In short, the resigned attitude to income inequality we see in the Reeves/Collins book is quite at odds with Mill's position, which is a radically egalitarian one.

Was Mill just confused?

Does Mill, then, just contradict himself, saying one thing about income tax in one place and then implying something else in another? Did his views simply change?

The answer, I think, is that Mill is actually addressing two quite different questions in the two texts, so there is no reason to expect that the answers will be the same.

In the Principles of Political Economy, Mill is, I suggest, tackling the problem of what has come to be called 'tax justice'. The problem of tax justice is as follows: Assume the government has a legitimate need for a certain amount of revenue (e.g., to build roads). What is the fairest way for it to raise this revenue from private incomes? Note that in posing this question, there is one huge implicit assumption: the justice of the background distribution of income and wealth is taken as given. The issue at stake is not how to use tax to achieve distributive justice; but to determine what tax is fair given a background of just distribution but a need for public revenue. It is in answering this question, I think, that Mill comes out in favour of a version of a flat-rate income tax.

In the Autobiography, by contrast, Mill is explicitly addressing the issue of social or distributive justice. He comes out clearly and, indeed, enthusiastically, in favour of a radically egalitarian distribution of income as just in principle. If we now ask how we are ever likely to approximate that distribution, then we are surely going to have look to progressive income taxation.


Mill's work actually offers less support than one might think for the Reeves/Collins position on income tax. This is for the simple reason that he viewed income inequality as largely morally arbitrary and unjust and favoured, as a matter of principle, a radically egalitarian income distribution.

1 comment:

Chris Brooke said...

Good point about Mill. I think it's in material added to the second edition of the Political Economy that this strand of argument begins to appear in his writing. He's always seemed to me to be quite close to the Ricardian socialists on this kind of thing. (But it's a long time since I looked at any of this.)

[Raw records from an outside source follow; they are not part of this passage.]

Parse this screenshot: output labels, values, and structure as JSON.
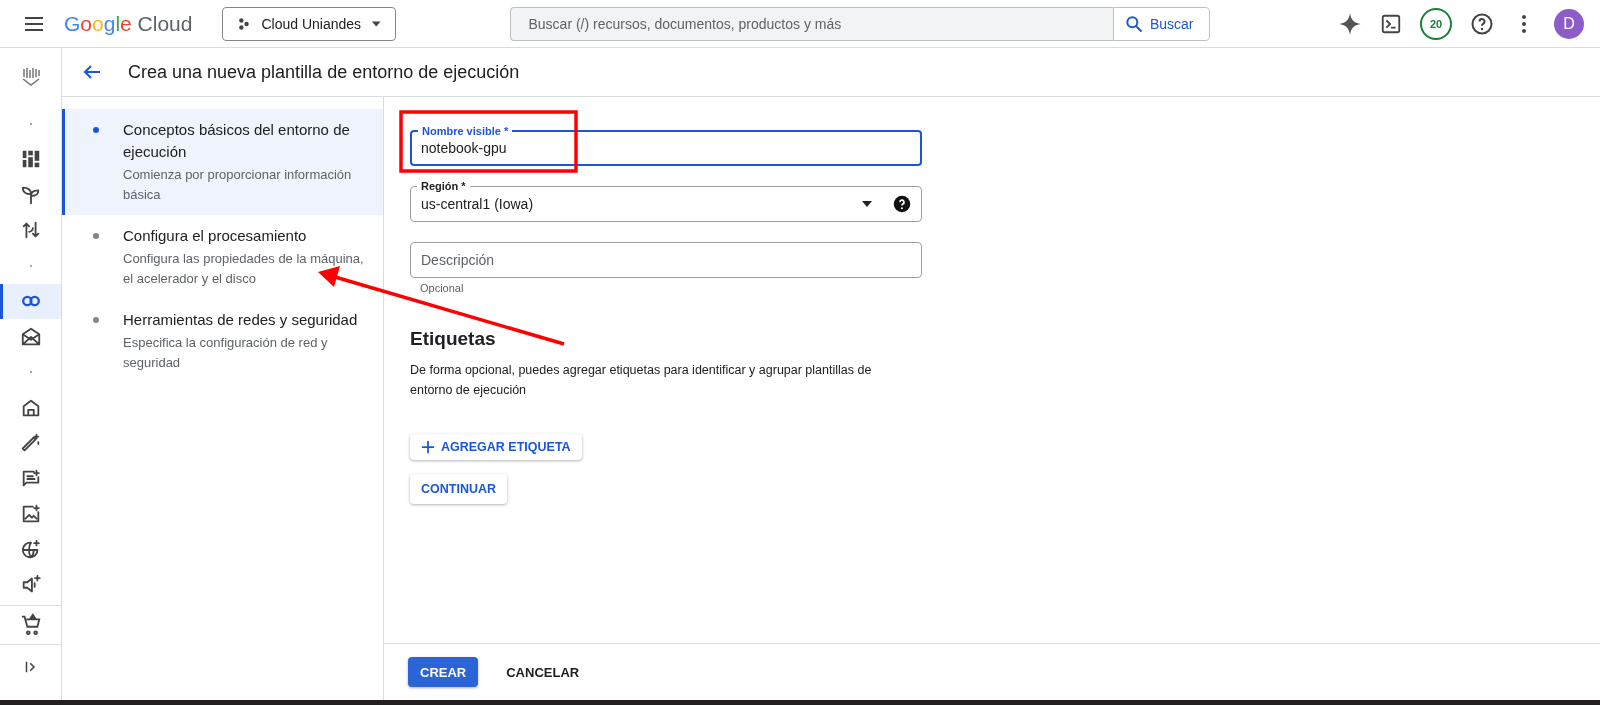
{
  "top_bar": {
    "logo": {
      "brand": "Google",
      "product": "Cloud"
    },
    "project": "Cloud Uniandes",
    "search": {
      "placeholder": "Buscar (/) recursos, documentos, productos y más",
      "button": "Buscar"
    },
    "badge": "20",
    "avatar": "D"
  },
  "rail": {
    "items": [
      {
        "kind": "dot",
        "selected": false
      },
      {
        "kind": "icon",
        "selected": false
      },
      {
        "kind": "icon",
        "selected": false
      },
      {
        "kind": "icon",
        "selected": false
      },
      {
        "kind": "dot",
        "selected": false
      },
      {
        "kind": "icon",
        "selected": true
      },
      {
        "kind": "icon",
        "selected": false
      },
      {
        "kind": "dot",
        "selected": false
      },
      {
        "kind": "icon",
        "selected": false
      },
      {
        "kind": "icon",
        "selected": false
      },
      {
        "kind": "icon",
        "selected": false
      },
      {
        "kind": "icon",
        "selected": false
      },
      {
        "kind": "icon",
        "selected": false
      },
      {
        "kind": "icon",
        "selected": false
      }
    ]
  },
  "header": {
    "title": "Crea una nueva plantilla de entorno de ejecución"
  },
  "steps": [
    {
      "title": "Conceptos básicos del entorno de ejecución",
      "description": "Comienza por proporcionar información básica",
      "selected": true
    },
    {
      "title": "Configura el procesamiento",
      "description": "Configura las propiedades de la máquina, el acelerador y el disco",
      "selected": false
    },
    {
      "title": "Herramientas de redes y seguridad",
      "description": "Especifica la configuración de red y seguridad",
      "selected": false
    }
  ],
  "form": {
    "name_field": {
      "label": "Nombre visible *",
      "value": "notebook-gpu",
      "focused": true
    },
    "region_field": {
      "label": "Región *",
      "value": "us-central1 (Iowa)"
    },
    "description_field": {
      "placeholder": "Descripción",
      "hint": "Opcional"
    },
    "labels": {
      "heading": "Etiquetas",
      "text": "De forma opcional, puedes agregar etiquetas para identificar y agrupar plantillas de entorno de ejecución",
      "add_button": "AGREGAR ETIQUETA"
    },
    "continue_button": "CONTINUAR"
  },
  "footer": {
    "create_button": "CREAR",
    "cancel_button": "CANCELAR"
  }
}
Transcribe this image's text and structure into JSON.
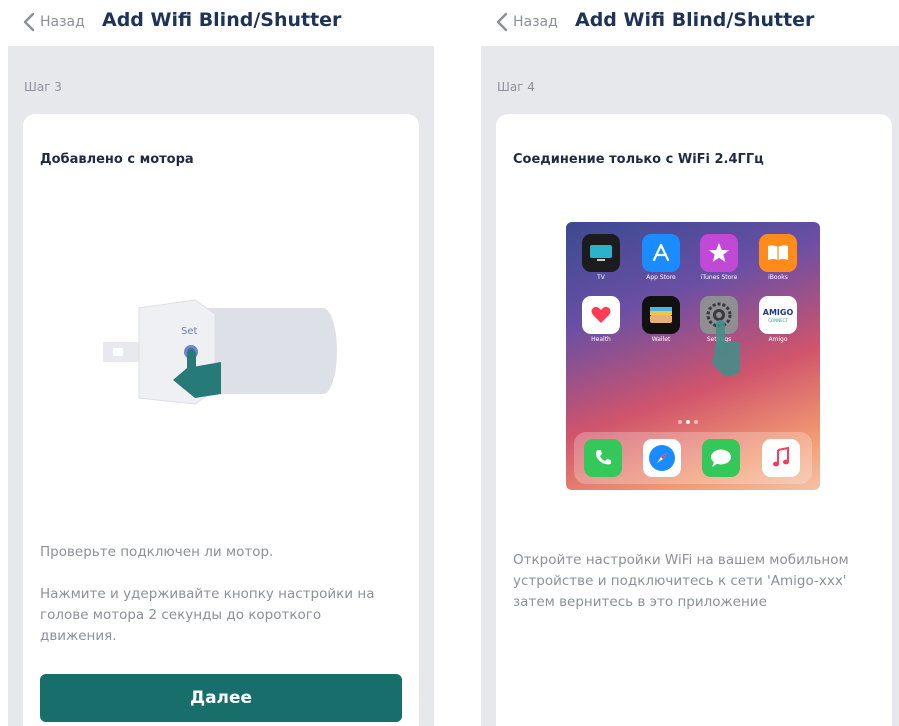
{
  "colors": {
    "title": "#1f3258",
    "button": "#176e6b",
    "muted_text": "#8b9099",
    "background": "#e6e8ec",
    "hand": "#267a78"
  },
  "screens": [
    {
      "back_label": "Назад",
      "back_icon": "chevron-left-icon",
      "title": "Add Wifi Blind/Shutter",
      "step": "Шаг 3",
      "card_title": "Добавлено с мотора",
      "illustration": {
        "motor_button_label": "Set",
        "hand_icon": "pointing-hand-icon"
      },
      "paragraphs": [
        "Проверьте подключен ли мотор.",
        "Нажмите и удерживайте кнопку настройки на голове мотора 2 секунды до короткого движения."
      ],
      "button": "Далее"
    },
    {
      "back_label": "Назад",
      "back_icon": "chevron-left-icon",
      "title": "Add Wifi Blind/Shutter",
      "step": "Шаг 4",
      "card_title": "Соединение только с WiFi 2.4ГГц",
      "apps": [
        {
          "label": "TV",
          "icon": "tv-app-icon"
        },
        {
          "label": "App Store",
          "icon": "app-store-icon"
        },
        {
          "label": "iTunes Store",
          "icon": "itunes-store-icon"
        },
        {
          "label": "iBooks",
          "icon": "ibooks-icon"
        },
        {
          "label": "Health",
          "icon": "health-icon"
        },
        {
          "label": "Wallet",
          "icon": "wallet-icon"
        },
        {
          "label": "Settings",
          "icon": "settings-gear-icon"
        },
        {
          "label": "Amigo",
          "icon": "amigo-connect-icon",
          "logo_text": "AMIGO",
          "logo_sub": "CONNECT"
        }
      ],
      "dock_apps": [
        "phone-icon",
        "safari-icon",
        "messages-icon",
        "music-icon"
      ],
      "paragraph": "Откройте настройки WiFi на вашем мобильном устройстве и подключитесь к сети 'Amigo-xxx' затем вернитесь в это приложение"
    }
  ]
}
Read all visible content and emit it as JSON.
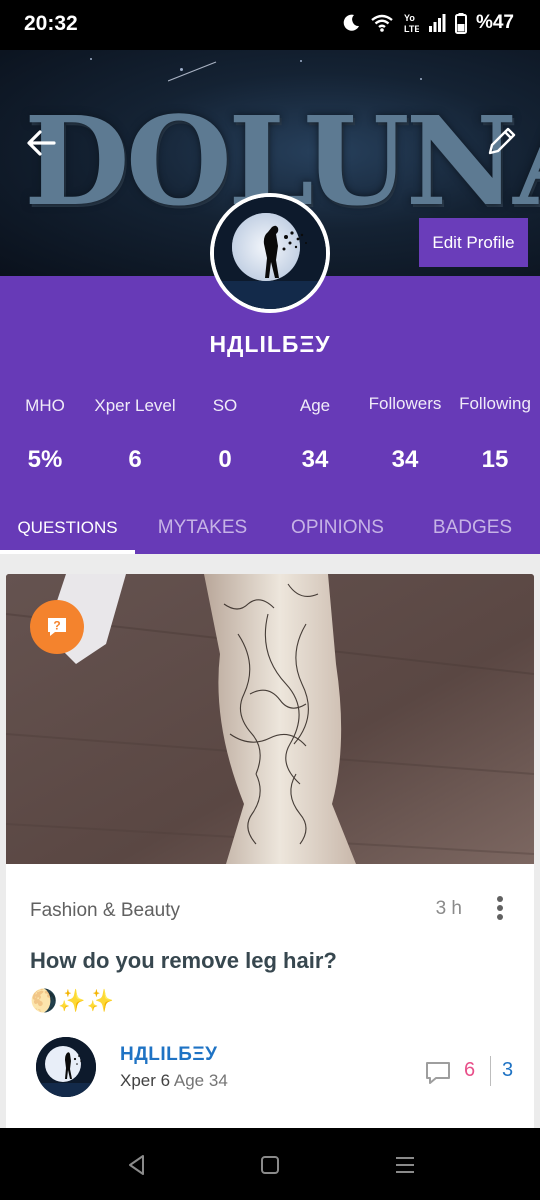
{
  "status_bar": {
    "time": "20:32",
    "battery": "%47",
    "icons": [
      "moon-icon",
      "wifi-icon",
      "volte-icon",
      "signal-icon",
      "battery-icon"
    ]
  },
  "banner": {
    "artwork_text": "DOLUNAY",
    "edit_profile_label": "Edit Profile"
  },
  "profile": {
    "username": "НДLILБΞУ",
    "stats": [
      {
        "label": "MHO",
        "value": "5%"
      },
      {
        "label": "Xper Level",
        "value": "6"
      },
      {
        "label": "SO",
        "value": "0"
      },
      {
        "label": "Age",
        "value": "34"
      },
      {
        "label": "Followers",
        "value": "34"
      },
      {
        "label": "Following",
        "value": "15"
      }
    ],
    "tabs": [
      {
        "label": "QUESTIONS",
        "active": true
      },
      {
        "label": "MYTAKES",
        "active": false
      },
      {
        "label": "OPINIONS",
        "active": false
      },
      {
        "label": "BADGES",
        "active": false
      }
    ]
  },
  "card": {
    "category": "Fashion & Beauty",
    "time_ago": "3 h",
    "title": "How do you remove leg hair?",
    "emojis": "🌖✨✨",
    "author": {
      "name": "НДLILБΞУ",
      "level": "Xper 6",
      "age": "Age 34"
    },
    "comments": "6",
    "votes": "3"
  },
  "colors": {
    "purple": "#673ab7",
    "edit_button": "#6a3dba",
    "question_badge": "#f4832d",
    "author_blue": "#1f73c4",
    "comment_pink": "#e8508a"
  }
}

To your list of liberal philosophers who support progressive taxation, we can add Adam Smith, who wrote that, ‘It is not very unreasonable that the rich should contribute to the public expense, not only in proportion to their revenue, but something more than in that proportion’.